Would you rather exercise on your own and learn to treat exercise as me time or could the idea of being with others and having a good natter be the thing?
This isn’t about whether you’re an extrovert or an introvert. My sister and I, who are similar in age, run about the same amount at roughly the same speed. She’s an extrovert, I’m an introvert. But we both run on our own, to give ourselves time to think. My sister values her running “me time” as much as I do.
If you’d rather exercise with buddies and can’t easily find any near you, why not do some research into virtual exercise groups and social sharing apps like MapMyRun, MapMyWalk.
Do some research on when you can get regular exercise.
Try this exercise on for size: List 3 ways you might be able to plan exercise into your life circumstances in the morning, 3 in the afternoon and 3 in the evening. Try to consider exercise you might like for its own sake, but then think about how much time and effort you need to put in to get ready, whether you need to travel to get there, whether you can combine it with your commute or with waiting for your son’s football practice to finish - or whether it’s something your partner and/or children do or might do too.
Now you have 9 options on paper, so you’re starting from a place of abundance. You have the luxury of narrowing that list down. Which of these 9 options appeal to you the most? Which other 2 make up the top 3? And perhaps most importantly, why?
Take some time to plan through these top 3 options now, and you have something to actually try out when you have the chance.
Get to know your body and mind a little bit better
Slow things right down and get mindful about your physical self and your thoughts about it.
Aim for 10-20 minutes but do as much as you actually have time for; don’t miss out because you’ve only got 5 minutes to spare today. Don’t stress if you can’t find the time every day.
Start with the things you like about yourself. Don’t even think of missing this part out! Maybe you are really happy with the way you feel when you dance. Perhaps you can point your toes really elegantly. Can you make a good snap when you snap your fingers?
Here’s an example of mine. Even in my darkest days, I have always loved the way my body is very at home in water and how being able to keep myself afloat effortlessly is so liberating.
I’m not for one moment trying to suggest that if you can fold your tongue in half that tongue folding is an Olympic sport and you’re right up there with Serena Williams as an athlete.
No, not at all. I’m trying to get you to think about your body in a different way, and to think about it positively at least some of the time. By all means think about your genuine limitations too. But if you exercise a bit of lateral thinking at this stage you might learn some things about yourself that surprise you and help you out later on.
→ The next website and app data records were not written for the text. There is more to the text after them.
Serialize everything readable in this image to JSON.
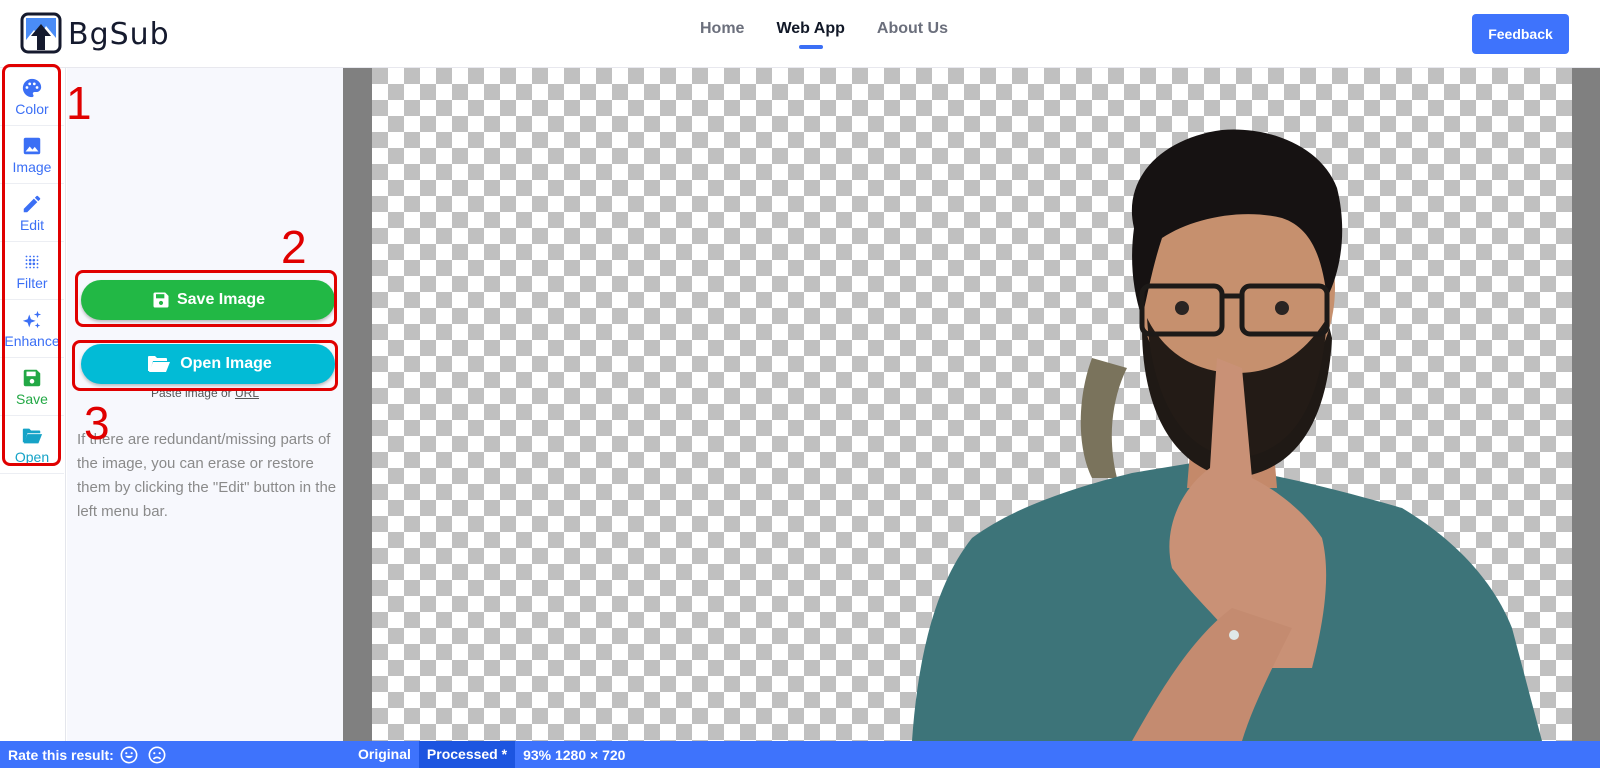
{
  "brand": {
    "name": "BgSub"
  },
  "nav": {
    "items": [
      {
        "label": "Home",
        "active": false
      },
      {
        "label": "Web App",
        "active": true
      },
      {
        "label": "About Us",
        "active": false
      }
    ],
    "feedback_label": "Feedback"
  },
  "toolbar": {
    "items": [
      {
        "label": "Color",
        "icon": "palette-icon"
      },
      {
        "label": "Image",
        "icon": "image-icon"
      },
      {
        "label": "Edit",
        "icon": "pencil-icon"
      },
      {
        "label": "Filter",
        "icon": "filter-dots-icon"
      },
      {
        "label": "Enhance",
        "icon": "sparkles-icon"
      },
      {
        "label": "Save",
        "icon": "floppy-disk-icon"
      },
      {
        "label": "Open",
        "icon": "folder-open-icon"
      }
    ]
  },
  "panel": {
    "save_label": "Save Image",
    "open_label": "Open Image",
    "paste_text": "Paste image or",
    "paste_link": "URL",
    "hint": "If there are redundant/missing parts of the image, you can erase or restore them by clicking the \"Edit\" button in the left menu bar."
  },
  "annotations": [
    "1",
    "2",
    "3"
  ],
  "statusbar": {
    "rate_label": "Rate this result:",
    "tabs": [
      {
        "label": "Original",
        "active": false
      },
      {
        "label": "Processed *",
        "active": true
      }
    ],
    "zoom_info": "93% 1280 × 720"
  },
  "colors": {
    "accent": "#3e73fc",
    "save_green": "#22b845",
    "open_cyan": "#02bbd6",
    "annotation_red": "#e00000"
  }
}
This kind of thinking helped me to learn that I have a lot of patience for learning to do things properly for their own sake, By adapting my health goals accordingly I’ve managed to keep going way beyond what I ever thought I could do.
Start to establish your personal comfort zone
How ”in” is getting out of your comfort zone right now?
And how exhausting is it to be constantly out of your comfort zone? No one can genuinely keep that up for any length of time.
Your comfort zone is your launch pad. This is where it all starts. It’s a place to catch your breath, a place to get the rest you need in a busy life.
Knowing what feels comfortable, what you can rely on in yourself is always useful. It’s both something to fall back on in dark days and a platform for spreading your wings in the good times.
OK, intuitively you know it’s not good to spend your whole life in your comfort zone. Impossible, in fact.
But instead of trying to either constantly escape from it or to it, why not try to be intentional about your comfort zone. That way you can enjoy it while you’re there and appreciate it when you leave it from time to time.
I challenge you do start doing these 5 things today and not feel the beginnings of some fitness mojo before long.